Exercise prompt | Count the lines below that contain the word "name", and reply with only that number.

Element data from apps and pages:
========
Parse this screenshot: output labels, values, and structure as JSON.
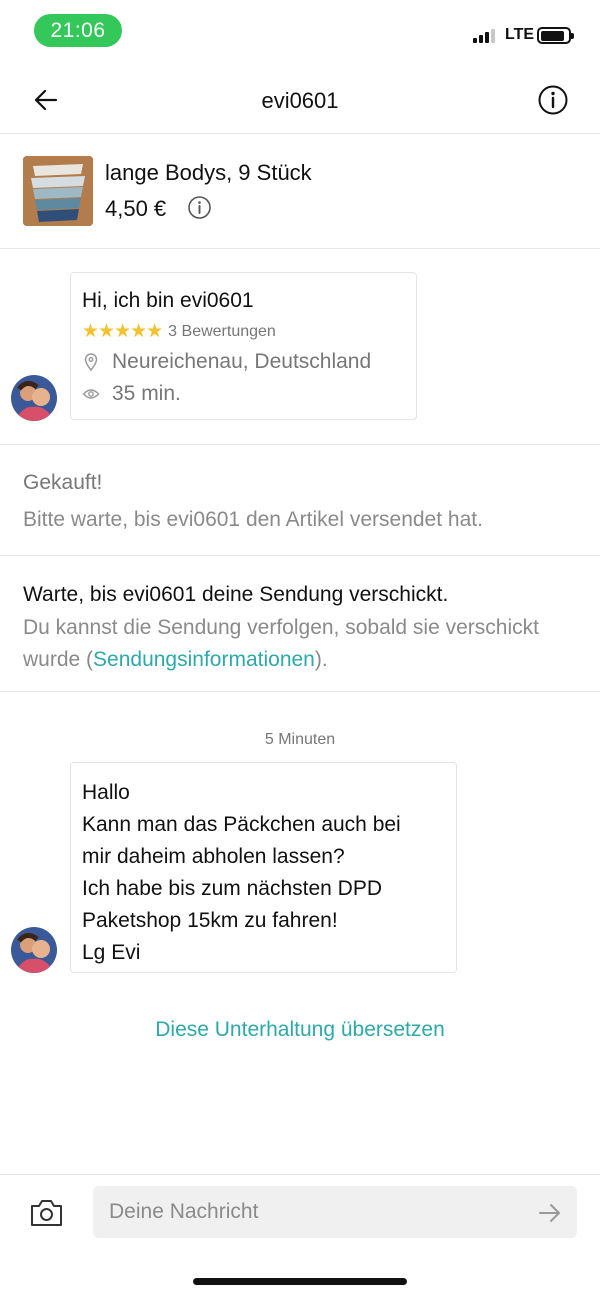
{
  "status_bar": {
    "time": "21:06",
    "network": "LTE",
    "icons": [
      "signal-icon",
      "battery-icon"
    ]
  },
  "nav": {
    "title": "evi0601",
    "icons": [
      "back-arrow-icon",
      "info-icon"
    ]
  },
  "item": {
    "title": "lange Bodys, 9 Stück",
    "price": "4,50 €",
    "icons": [
      "item-thumbnail",
      "price-info-icon"
    ]
  },
  "profile": {
    "greeting": "Hi, ich bin evi0601",
    "stars": "★★★★★",
    "rating_value": 5,
    "rating_count": "3 Bewertungen",
    "location": "Neureichenau, Deutschland",
    "last_seen": "35 min.",
    "icons": [
      "location-pin-icon",
      "eye-icon"
    ]
  },
  "status": {
    "title": "Gekauft!",
    "text": "Bitte warte, bis evi0601 den Artikel versendet hat."
  },
  "shipping": {
    "title": "Warte, bis evi0601 deine Sendung verschickt.",
    "text_before": "Du kannst die Sendung verfolgen, sobald sie verschickt wurde (",
    "link": "Sendungsinformationen",
    "text_after": ")."
  },
  "chat": {
    "timestamp": "5 Minuten",
    "message_lines": [
      "Hallo",
      "Kann man das Päckchen auch bei",
      "mir daheim abholen lassen?",
      "Ich habe bis zum nächsten DPD",
      "Paketshop 15km zu fahren!",
      "Lg Evi"
    ]
  },
  "translate_link": "Diese Unterhaltung übersetzen",
  "composer": {
    "placeholder": "Deine Nachricht",
    "icons": [
      "camera-icon",
      "send-arrow-icon"
    ]
  },
  "colors": {
    "accent": "#2ea9a9",
    "time_pill": "#34c759",
    "stars": "#f2c230",
    "divider": "#e6e6e6"
  }
}
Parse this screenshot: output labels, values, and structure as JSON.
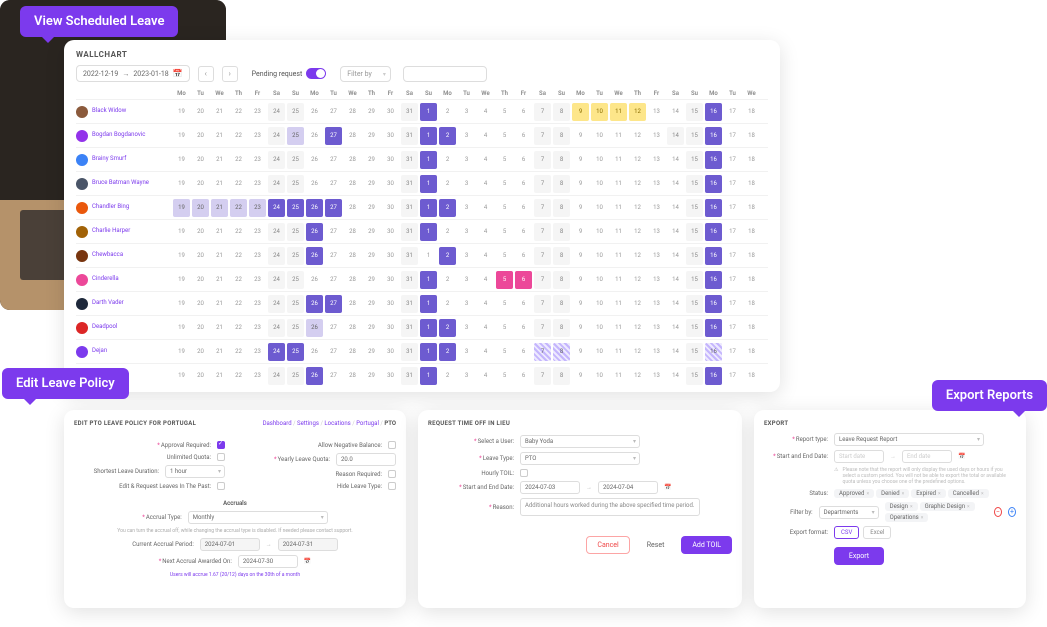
{
  "tags": {
    "view": "View Scheduled Leave",
    "edit": "Edit Leave Policy",
    "export": "Export Reports"
  },
  "wallchart": {
    "title": "WALLCHART",
    "date_from": "2022-12-19",
    "date_to": "2023-01-18",
    "pending_label": "Pending request",
    "filter_label": "Filter by",
    "days": [
      "Mo",
      "Tu",
      "We",
      "Th",
      "Fr",
      "Sa",
      "Su",
      "Mo",
      "Tu",
      "We",
      "Th",
      "Fr",
      "Sa",
      "Su",
      "Mo",
      "Tu",
      "We",
      "Th",
      "Fr",
      "Sa",
      "Su",
      "Mo",
      "Tu",
      "We",
      "Th",
      "Fr",
      "Sa",
      "Su",
      "Mo",
      "Tu",
      "We"
    ],
    "dates": [
      19,
      20,
      21,
      22,
      23,
      24,
      25,
      26,
      27,
      28,
      29,
      30,
      31,
      1,
      2,
      3,
      4,
      5,
      6,
      7,
      8,
      9,
      10,
      11,
      12,
      13,
      14,
      15,
      16,
      17,
      18
    ],
    "employees": [
      {
        "name": "Black Widow",
        "color": "#8b5a3c",
        "cells": [
          "",
          "",
          "",
          "",
          "",
          "wk",
          "wk",
          "",
          "",
          "",
          "",
          "",
          "wk",
          "pur",
          "",
          "",
          "",
          "",
          "",
          "wk",
          "wk",
          "yel",
          "yel",
          "yel",
          "yel",
          "",
          "",
          "wk",
          "pur",
          "",
          ""
        ]
      },
      {
        "name": "Bogdan Bogdanovic",
        "color": "#9333ea",
        "cells": [
          "",
          "",
          "",
          "",
          "",
          "wk",
          "purl",
          "",
          "pur",
          "",
          "",
          "",
          "wk",
          "pur",
          "pur",
          "",
          "",
          "",
          "",
          "wk",
          "wk",
          "",
          "",
          "",
          "",
          "",
          "wk",
          "wk",
          "pur",
          "",
          ""
        ]
      },
      {
        "name": "Brainy Smurf",
        "color": "#3b82f6",
        "cells": [
          "",
          "",
          "",
          "",
          "",
          "wk",
          "wk",
          "",
          "",
          "",
          "",
          "",
          "wk",
          "pur",
          "",
          "",
          "",
          "",
          "",
          "wk",
          "wk",
          "",
          "",
          "",
          "",
          "",
          "",
          "wk",
          "pur",
          "",
          ""
        ]
      },
      {
        "name": "Bruce Batman Wayne",
        "color": "#4a5568",
        "cells": [
          "",
          "",
          "",
          "",
          "",
          "wk",
          "wk",
          "",
          "",
          "",
          "",
          "",
          "wk",
          "pur",
          "",
          "",
          "",
          "",
          "",
          "wk",
          "wk",
          "",
          "",
          "",
          "",
          "",
          "",
          "wk",
          "pur",
          "",
          ""
        ]
      },
      {
        "name": "Chandler Bing",
        "color": "#ea580c",
        "cells": [
          "purl",
          "purl",
          "purl",
          "purl",
          "purl",
          "pur",
          "pur",
          "pur",
          "pur",
          "",
          "",
          "",
          "wk",
          "pur",
          "pur",
          "",
          "",
          "",
          "",
          "wk",
          "wk",
          "",
          "",
          "",
          "",
          "",
          "",
          "wk",
          "pur",
          "",
          ""
        ]
      },
      {
        "name": "Charlie Harper",
        "color": "#a16207",
        "cells": [
          "",
          "",
          "",
          "",
          "",
          "wk",
          "wk",
          "pur",
          "",
          "",
          "",
          "",
          "wk",
          "pur",
          "",
          "",
          "",
          "",
          "",
          "wk",
          "wk",
          "",
          "",
          "",
          "",
          "",
          "",
          "wk",
          "pur",
          "",
          ""
        ]
      },
      {
        "name": "Chewbacca",
        "color": "#78350f",
        "cells": [
          "",
          "",
          "",
          "",
          "",
          "wk",
          "wk",
          "pur",
          "",
          "",
          "",
          "",
          "wk",
          "",
          "pur",
          "",
          "",
          "",
          "",
          "wk",
          "wk",
          "",
          "",
          "",
          "",
          "",
          "",
          "wk",
          "pur",
          "",
          ""
        ]
      },
      {
        "name": "Cinderella",
        "color": "#ec4899",
        "cells": [
          "",
          "",
          "",
          "",
          "",
          "wk",
          "wk",
          "",
          "",
          "",
          "",
          "",
          "wk",
          "pur",
          "",
          "",
          "",
          "pink",
          "pink",
          "wk",
          "wk",
          "",
          "",
          "",
          "",
          "",
          "",
          "wk",
          "pur",
          "",
          ""
        ]
      },
      {
        "name": "Darth Vader",
        "color": "#1e293b",
        "cells": [
          "",
          "",
          "",
          "",
          "",
          "wk",
          "wk",
          "pur",
          "pur",
          "",
          "",
          "",
          "wk",
          "pur",
          "",
          "",
          "",
          "",
          "",
          "wk",
          "wk",
          "",
          "",
          "",
          "",
          "",
          "",
          "wk",
          "pur",
          "",
          ""
        ]
      },
      {
        "name": "Deadpool",
        "color": "#dc2626",
        "cells": [
          "",
          "",
          "",
          "",
          "",
          "wk",
          "wk",
          "purl",
          "",
          "",
          "",
          "",
          "wk",
          "pur",
          "pur",
          "",
          "",
          "",
          "",
          "wk",
          "wk",
          "",
          "",
          "",
          "",
          "",
          "",
          "wk",
          "pur",
          "",
          ""
        ]
      },
      {
        "name": "Dejan",
        "color": "#7c3aed",
        "cells": [
          "",
          "",
          "",
          "",
          "",
          "pur",
          "pur",
          "",
          "",
          "",
          "",
          "",
          "wk",
          "pur",
          "pur",
          "",
          "",
          "",
          "",
          "hatch",
          "hatch",
          "",
          "",
          "",
          "",
          "",
          "",
          "wk",
          "hatch",
          "",
          ""
        ]
      },
      {
        "name": "",
        "color": "#94a3b8",
        "cells": [
          "",
          "",
          "",
          "",
          "",
          "wk",
          "wk",
          "pur",
          "",
          "",
          "",
          "",
          "wk",
          "pur",
          "",
          "",
          "",
          "",
          "",
          "wk",
          "wk",
          "",
          "",
          "",
          "",
          "",
          "",
          "wk",
          "pur",
          "",
          ""
        ]
      }
    ]
  },
  "policy": {
    "title": "EDIT PTO LEAVE POLICY FOR PORTUGAL",
    "crumbs": [
      "Dashboard",
      "Settings",
      "Locations",
      "Portugal",
      "PTO"
    ],
    "approval": "Approval Required:",
    "neg_balance": "Allow Negative Balance:",
    "unlimited": "Unlimited Quota:",
    "yearly": "Yearly Leave Quota:",
    "yearly_val": "20.0",
    "shortest": "Shortest Leave Duration:",
    "shortest_val": "1 hour",
    "reason": "Reason Required:",
    "edit_past": "Edit & Request Leaves In The Past:",
    "hide_type": "Hide Leave Type:",
    "accruals": "Accruals",
    "accrual_type_lbl": "Accrual Type:",
    "accrual_type_val": "Monthly",
    "accrual_hint": "You can turn the accrual off, while changing the accrual type is disabled. If needed please contact support.",
    "period_lbl": "Current Accrual Period:",
    "period_from": "2024-07-01",
    "period_to": "2024-07-31",
    "next_lbl": "Next Accrual Awarded On:",
    "next_val": "2024-07-30",
    "summary": "Users will accrue 1.67 (20/12) days on the 30th of a month"
  },
  "toil": {
    "title": "REQUEST TIME OFF IN LIEU",
    "user_lbl": "Select a User:",
    "user_val": "Baby Yoda",
    "type_lbl": "Leave Type:",
    "type_val": "PTO",
    "hourly_lbl": "Hourly TOIL:",
    "date_lbl": "Start and End Date:",
    "date_from": "2024-07-03",
    "date_to": "2024-07-04",
    "reason_lbl": "Reason:",
    "reason_val": "Additional hours worked during the above specified time period.",
    "cancel": "Cancel",
    "reset": "Reset",
    "add": "Add TOIL"
  },
  "export": {
    "title": "EXPORT",
    "type_lbl": "Report type:",
    "type_val": "Leave Request Report",
    "date_lbl": "Start and End Date:",
    "date_from": "Start date",
    "date_to": "End date",
    "warn": "Please note that the report will only display the used days or hours if you select a custom period. You will not be able to export the total or available quota unless you choose one of the predefined options.",
    "status_lbl": "Status:",
    "status": [
      "Approved",
      "Denied",
      "Expired",
      "Cancelled"
    ],
    "filter_lbl": "Filter by:",
    "filter_by": "Departments",
    "filters": [
      "Design",
      "Graphic Design",
      "Operations"
    ],
    "fmt_lbl": "Export format:",
    "fmt_csv": "CSV",
    "fmt_excel": "Excel",
    "export_btn": "Export"
  }
}
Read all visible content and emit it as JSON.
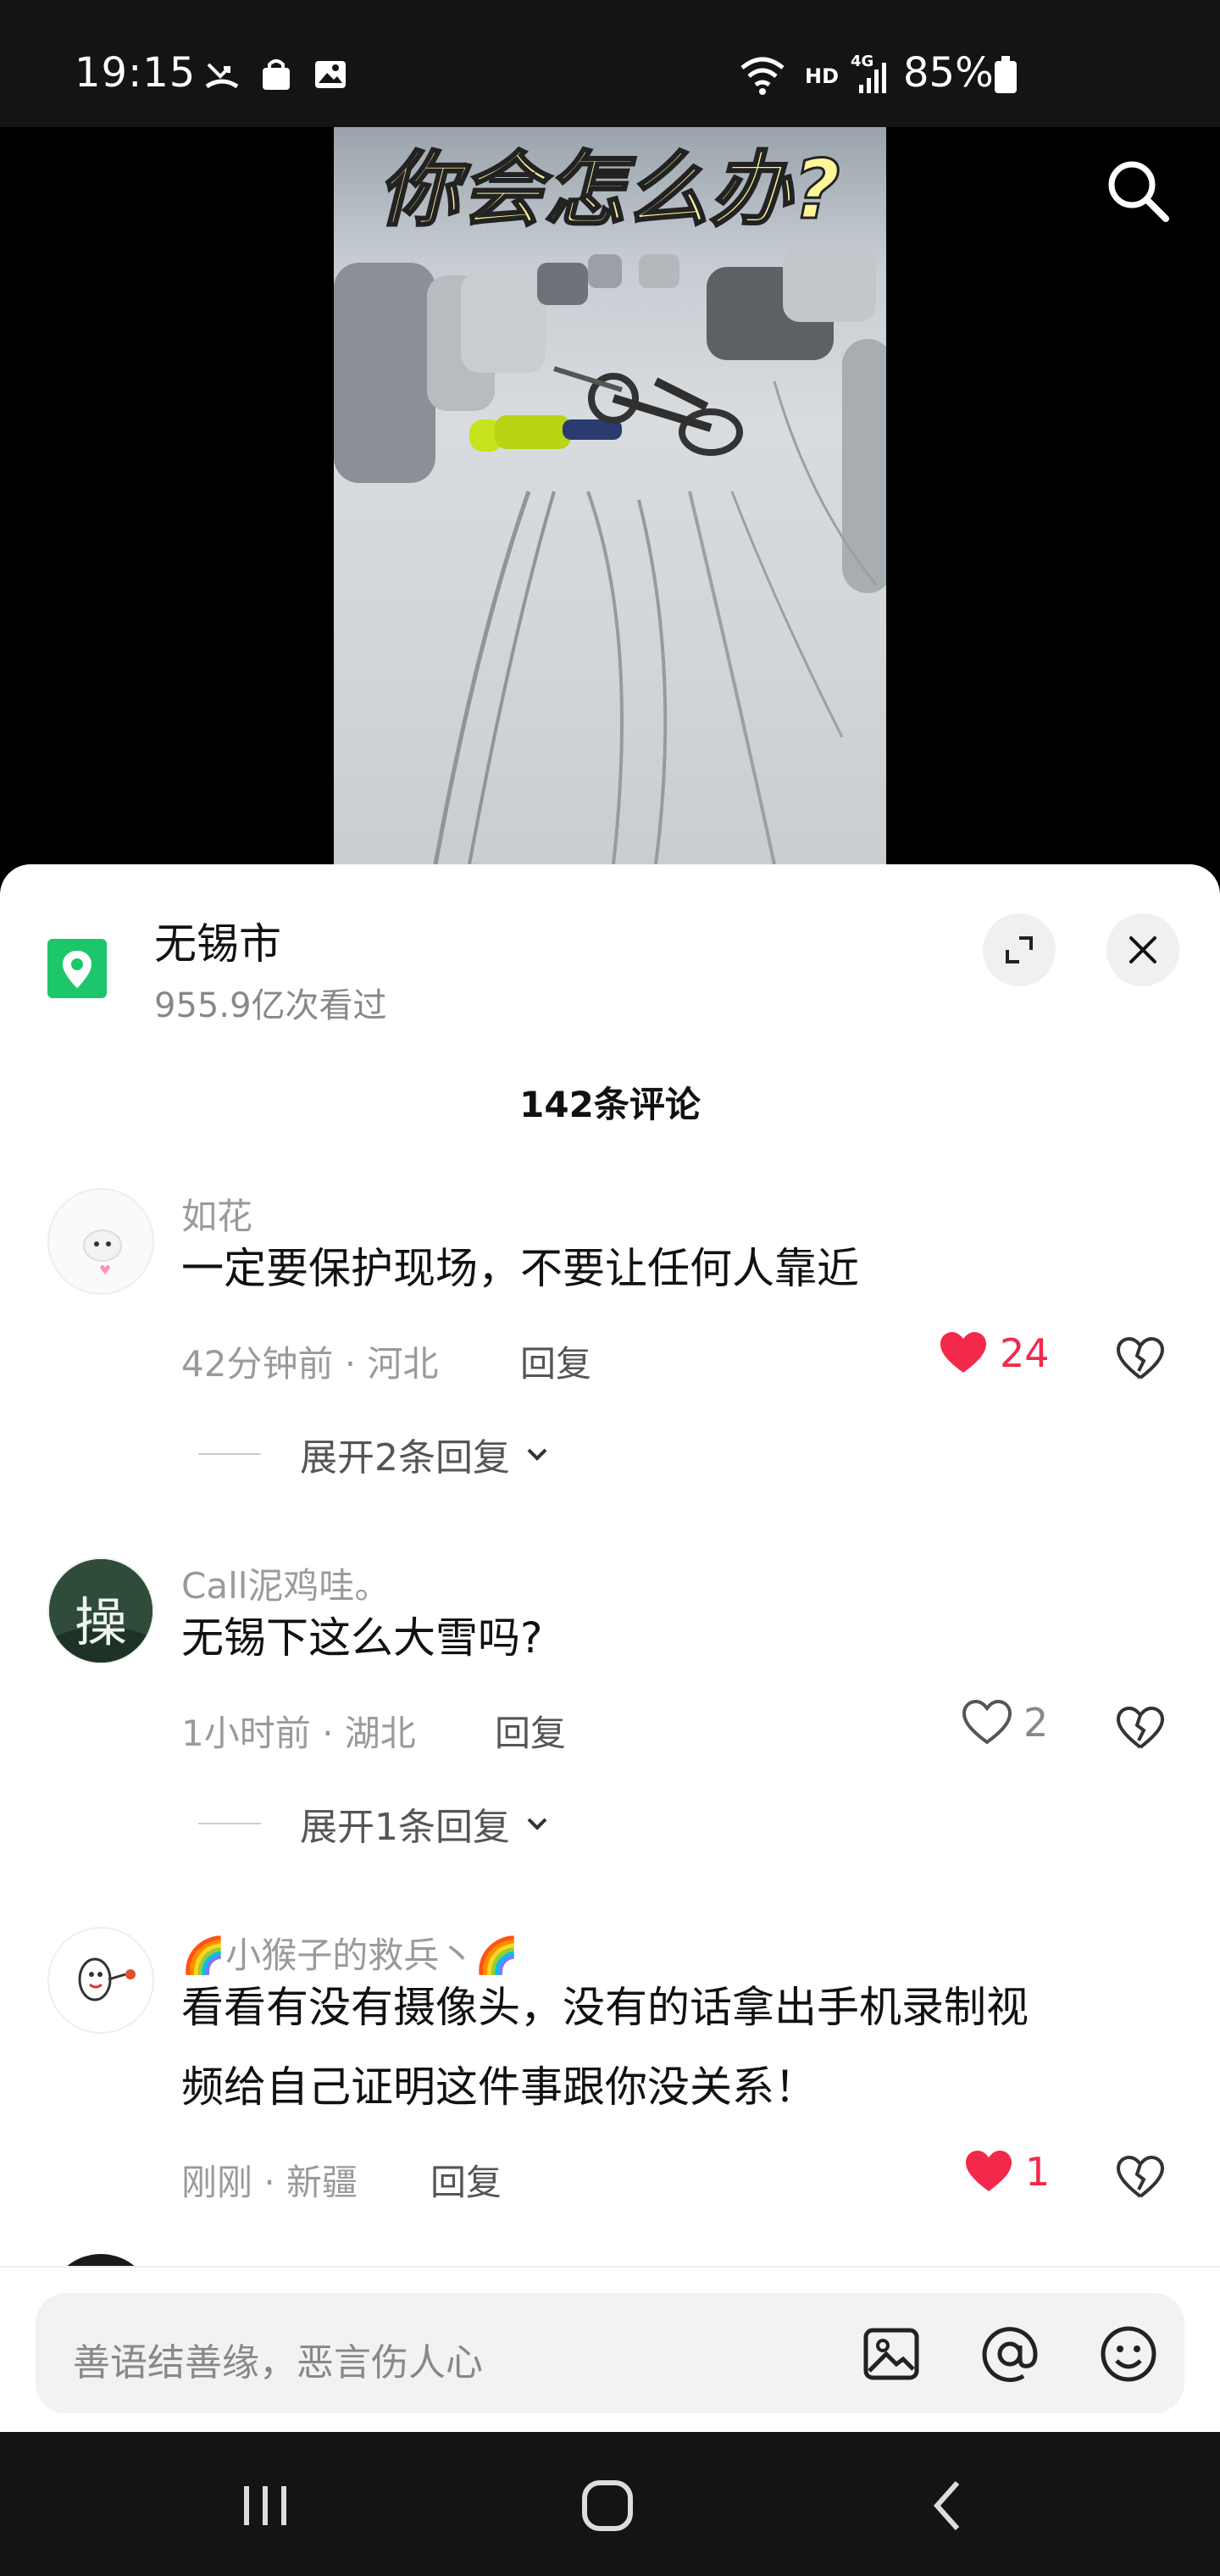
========
Task response | 12